Jon and Greg joined forces when Jon started to consider an expansion into Manhattan. In Hex & Co., they came up with a business that combines the strengths of their respective models: the cafe and retail approach of The Uncommons, and the structured programming of the Brooklyn Strategist. The programming includes both the children-oriented kind, which tends to happen during daytime periods when school is not in session, as well as the adult-oriented kind, which can be staff- or community-driven, and which includes events organized around specific games or types of games. These accommodate all levels of play and offer ways for even absolute beginners to get involved.
Like its progenitors, Hex & Co. offers more than just programmed game playing opportunities. It also welcomes drop-ins, who tend to come in groups of all sizes and varieties, from families to first dates. In fact, the cafe has proven to be an ideally suited venue for first dates. On the one hand, games offer an effective icebreaker. On the other hand, game-play facilitates the sharing of information, both through conversation and through the playing itself. For one, you can easily tell whether your date is a competitive jerk.
To conclude our brief overview of this welcome addition to the neighborhood, we might highlight some of the great games we discovered: Letter Tycoon, a mash-up between Monopoly and Scrabble; Pandemic(!), the first cooperative game; Ghost Blitz, a game of reaction time, memory, and response inhibition; Azul or Sagrada, both sort of tactile versions of Sudoku; and a whole range of role playing games that unfold in settings that would hold a special fascination for those of us with an affinity for historic periods.
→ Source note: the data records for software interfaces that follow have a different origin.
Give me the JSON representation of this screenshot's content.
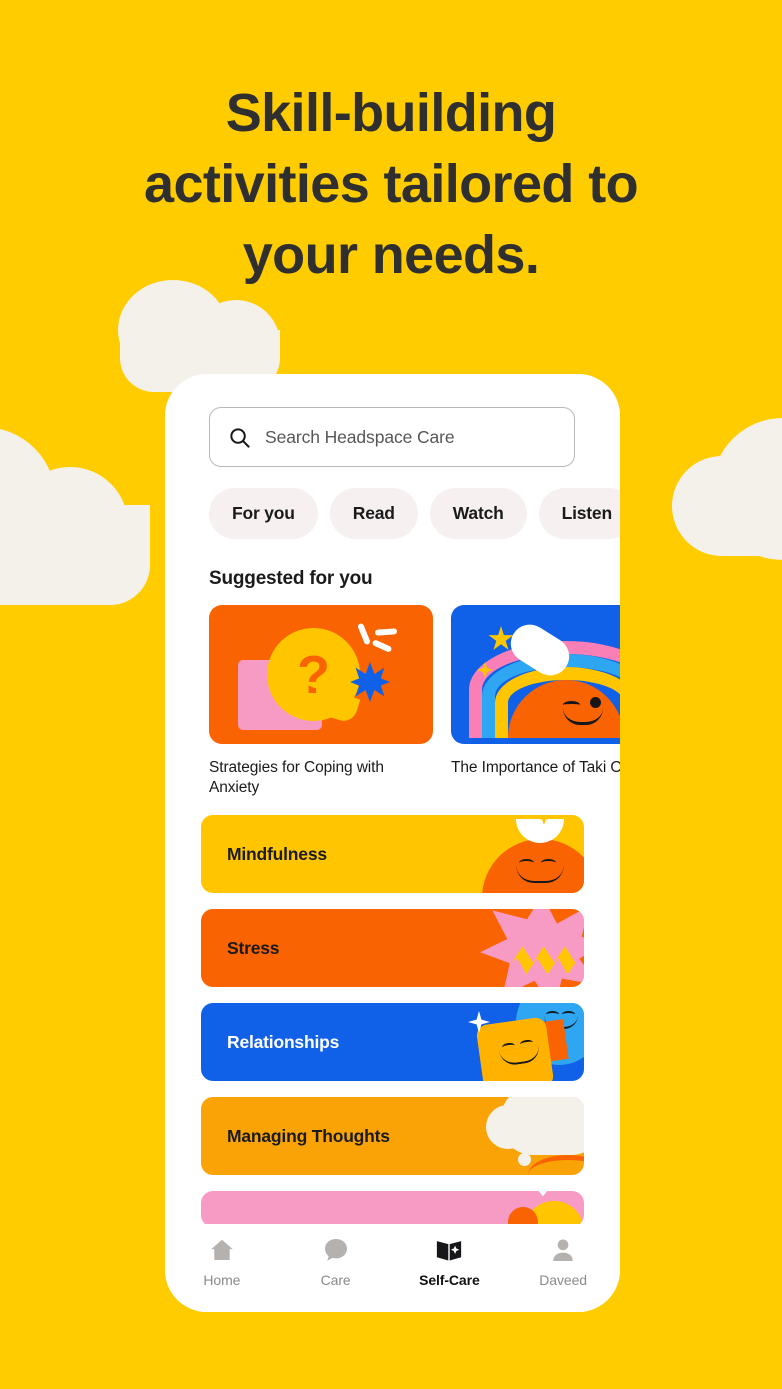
{
  "hero": {
    "lines": [
      "Skill-building",
      "activities tailored to",
      "your needs."
    ],
    "background_color": "#FFCC00",
    "text_color": "#2F2F2F"
  },
  "decor": {
    "cloud_color": "#F4F1EB",
    "clouds": [
      "cloud-top-left",
      "cloud-left",
      "cloud-right"
    ]
  },
  "app": {
    "search": {
      "placeholder": "Search Headspace Care",
      "value": "",
      "icon": "search-icon"
    },
    "filter_chips": [
      {
        "label": "For you",
        "selected": false
      },
      {
        "label": "Read",
        "selected": false
      },
      {
        "label": "Watch",
        "selected": false
      },
      {
        "label": "Listen",
        "selected": false
      },
      {
        "label": "",
        "selected": false
      }
    ],
    "suggested": {
      "section_title": "Suggested for you",
      "cards": [
        {
          "title": "Strategies for Coping with Anxiety",
          "art": "question-speech-bubble",
          "bg_color": "#F96302"
        },
        {
          "title": "The Importance of Taki Off",
          "art": "rainbow-sun",
          "bg_color": "#1160E8"
        }
      ]
    },
    "categories": [
      {
        "label": "Mindfulness",
        "bg_color": "#FFC600",
        "text_color": "#1B1B1B",
        "art": "meditating-figure"
      },
      {
        "label": "Stress",
        "bg_color": "#F96302",
        "text_color": "#1B1B1B",
        "art": "lightning-burst"
      },
      {
        "label": "Relationships",
        "bg_color": "#1160E8",
        "text_color": "#FFFFFF",
        "art": "two-faces"
      },
      {
        "label": "Managing Thoughts",
        "bg_color": "#FAA307",
        "text_color": "#1B1B1B",
        "art": "thought-cloud"
      },
      {
        "label": "",
        "bg_color": "#F79BC4",
        "text_color": "#1B1B1B",
        "art": "partial-peek"
      }
    ],
    "bottom_nav": [
      {
        "label": "Home",
        "icon": "home-icon",
        "active": false
      },
      {
        "label": "Care",
        "icon": "chat-bubble-icon",
        "active": false
      },
      {
        "label": "Self-Care",
        "icon": "open-book-icon",
        "active": true
      },
      {
        "label": "Daveed",
        "icon": "person-icon",
        "active": false
      }
    ]
  }
}
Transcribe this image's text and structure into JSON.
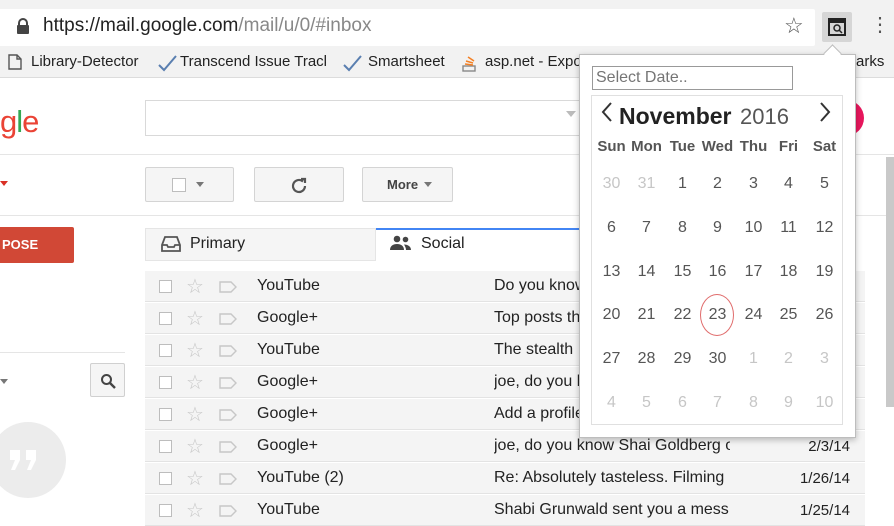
{
  "browser": {
    "url_host": "https://mail.google.com",
    "url_path": "/mail/u/0/#inbox",
    "bookmarks": [
      "Library-Detector",
      "Transcend Issue Tracke",
      "Smartsheet",
      "asp.net - Expo",
      "arks"
    ]
  },
  "gmail": {
    "logo": [
      "g",
      "l",
      "e"
    ],
    "compose_label": "POSE",
    "more_label": "More",
    "tabs": [
      "Primary",
      "Social"
    ],
    "rows": [
      {
        "sender": "YouTube",
        "subject": "Do you know",
        "date": ""
      },
      {
        "sender": "Google+",
        "subject": "Top posts th",
        "date": ""
      },
      {
        "sender": "YouTube",
        "subject": "The stealth",
        "date": ""
      },
      {
        "sender": "Google+",
        "subject": "joe, do you k",
        "date": ""
      },
      {
        "sender": "Google+",
        "subject": "Add a profile",
        "date": ""
      },
      {
        "sender": "Google+",
        "subject": "joe, do you know Shai Goldberg o",
        "date": "2/3/14"
      },
      {
        "sender": "YouTube (2)",
        "subject": "Re: Absolutely tasteless. Filming",
        "date": "1/26/14"
      },
      {
        "sender": "YouTube",
        "subject": "Shabi Grunwald sent you a mess",
        "date": "1/25/14"
      }
    ]
  },
  "popup": {
    "placeholder": "Select Date..",
    "month": "November",
    "year": "2016",
    "weekdays": [
      "Sun",
      "Mon",
      "Tue",
      "Wed",
      "Thu",
      "Fri",
      "Sat"
    ],
    "weeks": [
      [
        "30",
        "31",
        "1",
        "2",
        "3",
        "4",
        "5"
      ],
      [
        "6",
        "7",
        "8",
        "9",
        "10",
        "11",
        "12"
      ],
      [
        "13",
        "14",
        "15",
        "16",
        "17",
        "18",
        "19"
      ],
      [
        "20",
        "21",
        "22",
        "23",
        "24",
        "25",
        "26"
      ],
      [
        "27",
        "28",
        "29",
        "30",
        "1",
        "2",
        "3"
      ],
      [
        "4",
        "5",
        "6",
        "7",
        "8",
        "9",
        "10"
      ]
    ],
    "today": "23"
  }
}
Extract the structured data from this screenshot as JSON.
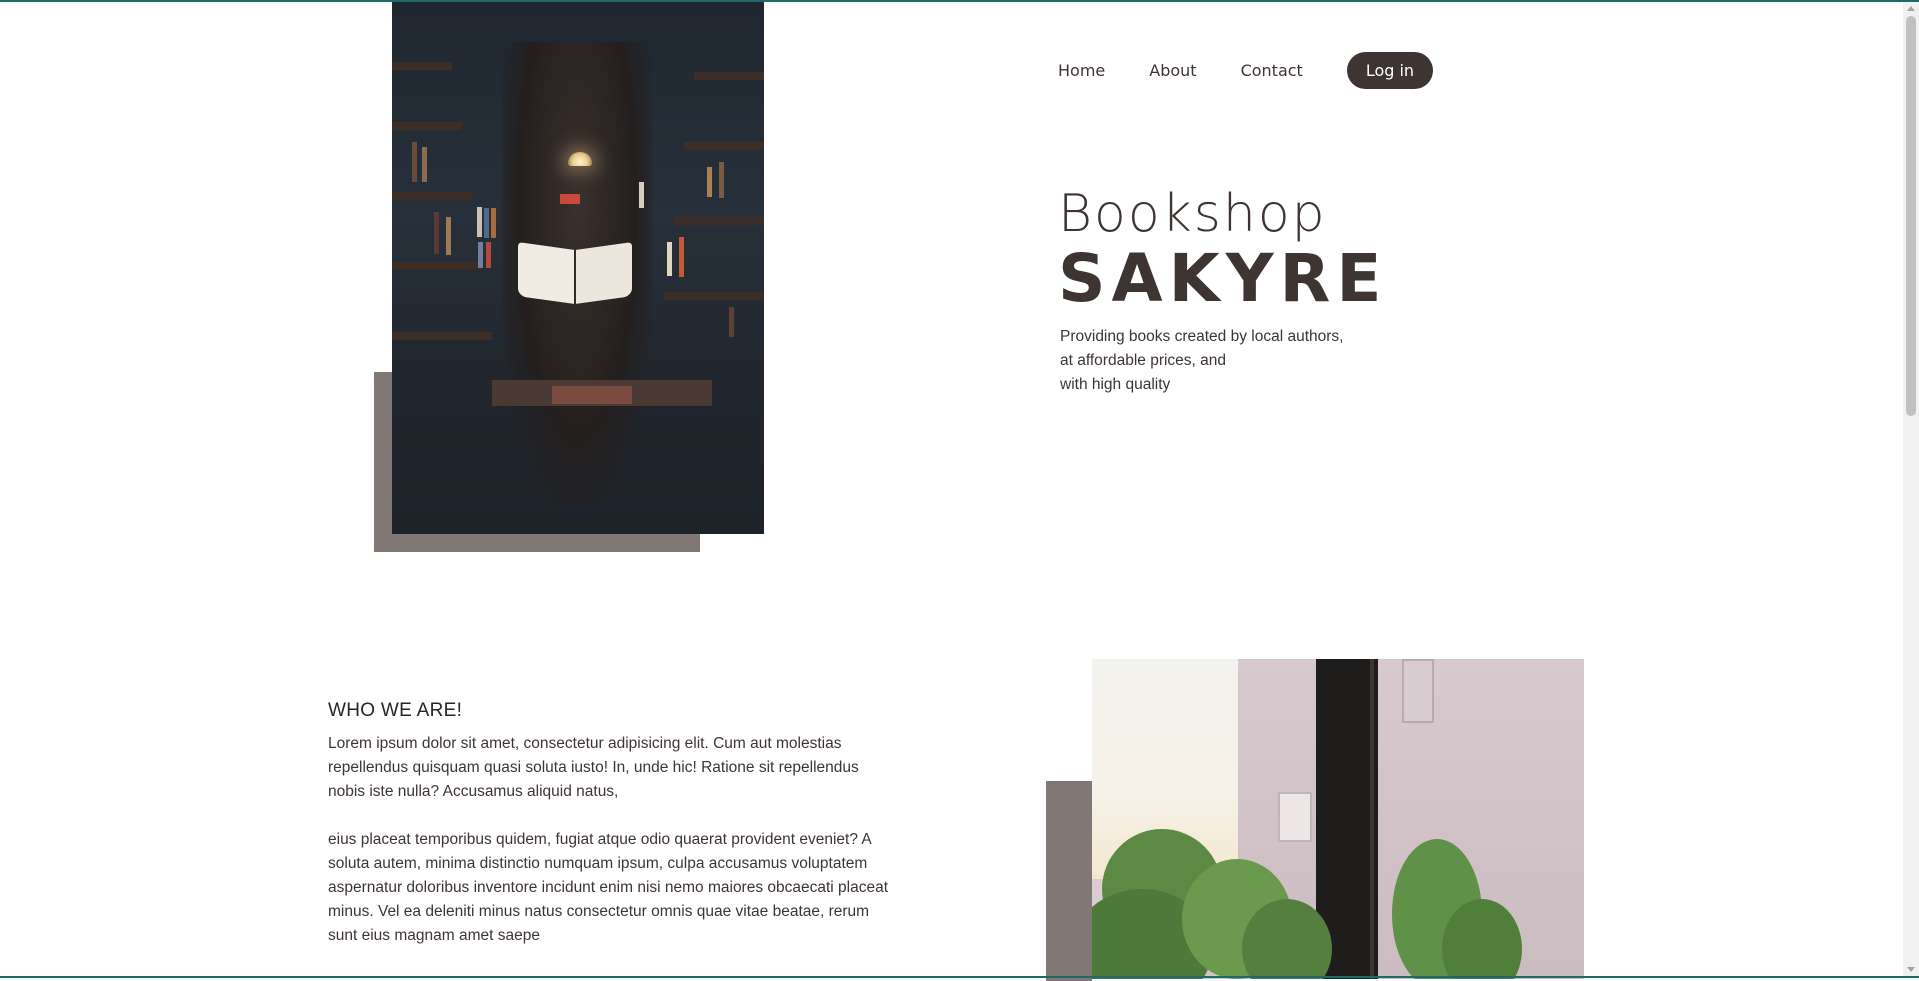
{
  "nav": {
    "links": [
      "Home",
      "About",
      "Contact"
    ],
    "login_label": "Log in"
  },
  "hero": {
    "title_light": "Bookshop",
    "title_bold": "SAKYRE",
    "tagline": [
      "Providing books created by local authors,",
      "at affordable prices, and",
      "with high quality"
    ]
  },
  "about": {
    "title": "WHO WE ARE!",
    "paragraph_1": "Lorem ipsum dolor sit amet, consectetur adipisicing elit. Cum aut molestias repellendus quisquam quasi soluta iusto! In, unde hic! Ratione sit repellendus nobis iste nulla? Accusamus aliquid natus,",
    "paragraph_2": "eius placeat temporibus quidem, fugiat atque odio quaerat provident eveniet? A soluta autem, minima distinctio numquam ipsum, culpa accusamus voluptatem aspernatur doloribus inventore incidunt enim nisi nemo maiores obcaecati placeat minus. Vel ea deleniti minus natus consectetur omnis quae vitae beatae, rerum sunt eius magnam amet saepe"
  },
  "colors": {
    "primary": "#3e3533",
    "accent_shadow": "#817876",
    "background": "#ffffff"
  }
}
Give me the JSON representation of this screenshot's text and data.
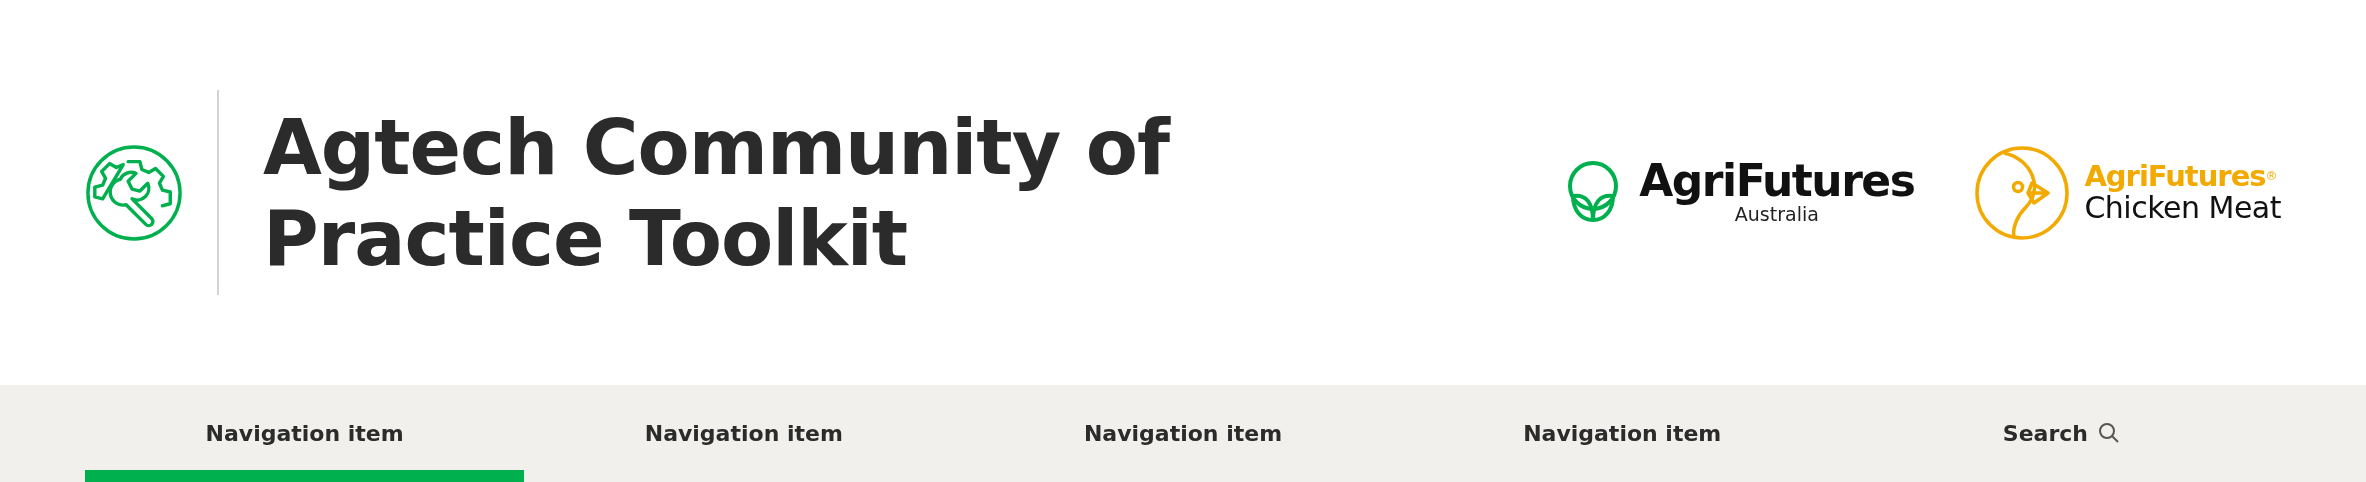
{
  "header": {
    "title_lines": [
      "Agtech Community of",
      "Practice Toolkit"
    ],
    "logos": [
      {
        "kind": "agrifutures",
        "name": "AgriFutures",
        "subtitle": "Australia"
      },
      {
        "kind": "chicken",
        "name": "AgriFutures$^{®}$",
        "subtitle": "Chicken Meat"
      }
    ]
  },
  "nav": [
    {
      "label": "Navigation item",
      "kind": "link",
      "selected": true
    },
    {
      "label": "Navigation item",
      "kind": "link",
      "selected": false
    },
    {
      "label": "Navigation item",
      "kind": "link",
      "selected": false
    },
    {
      "label": "Navigation item",
      "kind": "link",
      "selected": false
    },
    {
      "label": "Search",
      "kind": "search",
      "selected": false
    }
  ]
}
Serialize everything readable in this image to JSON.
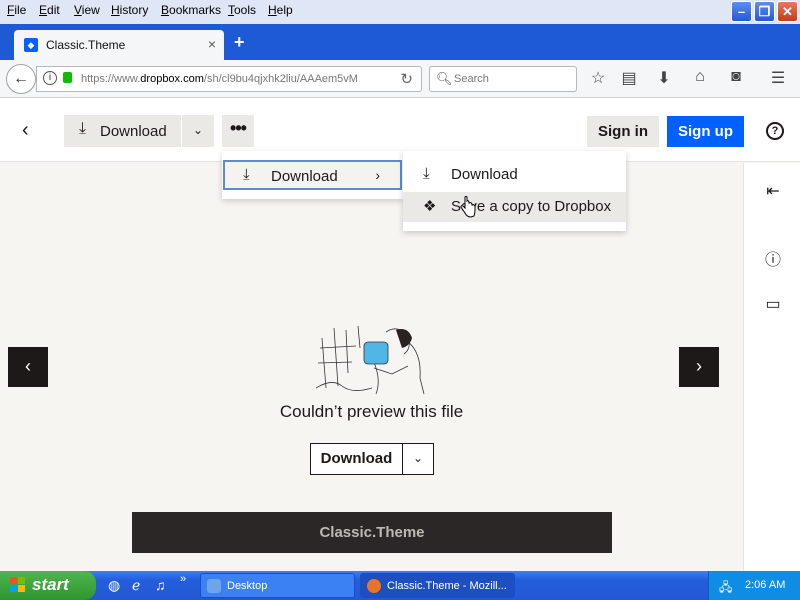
{
  "menubar": {
    "items": [
      {
        "key": "F",
        "rest": "ile"
      },
      {
        "key": "E",
        "rest": "dit"
      },
      {
        "key": "V",
        "rest": "iew"
      },
      {
        "key": "H",
        "rest": "istory"
      },
      {
        "key": "B",
        "rest": "ookmarks"
      },
      {
        "key": "T",
        "rest": "ools"
      },
      {
        "key": "H",
        "rest": "elp"
      }
    ]
  },
  "window_buttons": {
    "minimize": "–",
    "maximize": "❐",
    "close": "✕"
  },
  "tab": {
    "title": "Classic.Theme",
    "close": "×",
    "new_tab": "+"
  },
  "navbar": {
    "url_prefix": "https://www.",
    "url_domain": "dropbox.com",
    "url_rest": "/sh/cl9bu4qjxhk2liu/AAAem5vM",
    "search_placeholder": "Search"
  },
  "page": {
    "download_label": "Download",
    "sign_in": "Sign in",
    "sign_up": "Sign up",
    "help": "?",
    "message": "Couldn’t preview this file",
    "center_download": "Download",
    "filename": "Classic.Theme"
  },
  "menu": {
    "download_label": "Download",
    "submenu": {
      "download": "Download",
      "save_copy": "Save a copy to Dropbox"
    }
  },
  "taskbar": {
    "start": "start",
    "tasks": [
      {
        "label": "Desktop"
      },
      {
        "label": "Classic.Theme - Mozill..."
      }
    ],
    "time": "2:06 AM"
  },
  "colors": {
    "dropbox_blue": "#0061fe",
    "xp_title": "#1f5ad6",
    "page_bg": "#f7f5f2"
  }
}
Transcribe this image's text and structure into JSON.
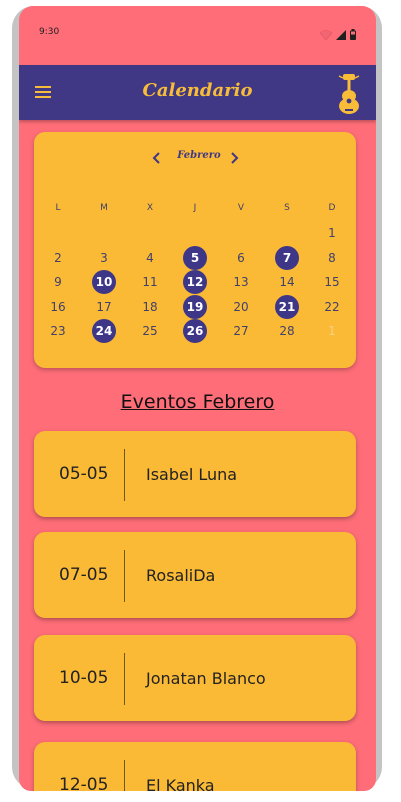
{
  "status_bar": {
    "time": "9:30"
  },
  "app_bar": {
    "title": "Calendario",
    "menu_icon": "hamburger-menu-icon",
    "logo_icon": "guitar-logo-icon"
  },
  "calendar": {
    "month": "Febrero",
    "weekdays": [
      "L",
      "M",
      "X",
      "J",
      "V",
      "S",
      "D"
    ],
    "weeks": [
      [
        "",
        "",
        "",
        "",
        "",
        "",
        "1"
      ],
      [
        "2",
        "3",
        "4",
        "5",
        "6",
        "7",
        "8"
      ],
      [
        "9",
        "10",
        "11",
        "12",
        "13",
        "14",
        "15"
      ],
      [
        "16",
        "17",
        "18",
        "19",
        "20",
        "21",
        "22"
      ],
      [
        "23",
        "24",
        "25",
        "26",
        "27",
        "28",
        "1"
      ]
    ],
    "highlighted_days": [
      "5",
      "7",
      "10",
      "12",
      "19",
      "21",
      "24",
      "26"
    ],
    "colors": {
      "card": "#fbba36",
      "highlight": "#3e3788"
    }
  },
  "events_section": {
    "title": "Eventos Febrero",
    "events": [
      {
        "date": "05-05",
        "artist": "Isabel Luna"
      },
      {
        "date": "07-05",
        "artist": "RosaliDa"
      },
      {
        "date": "10-05",
        "artist": "Jonatan Blanco"
      },
      {
        "date": "12-05",
        "artist": "El Kanka"
      }
    ]
  },
  "theme": {
    "background": "#fe6d78",
    "app_bar": "#403785",
    "accent": "#f7bd39"
  }
}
But really, there are as many different flavors as there are tastes; and the best thing to do is to swing by Hex & Co., welcome them to the neighborhood and let one of their expert staff members guide your adventure through the world of games.
If you would like us to welcome another independent business to the neighborhood, please let us know at firstname.lastname@example.org.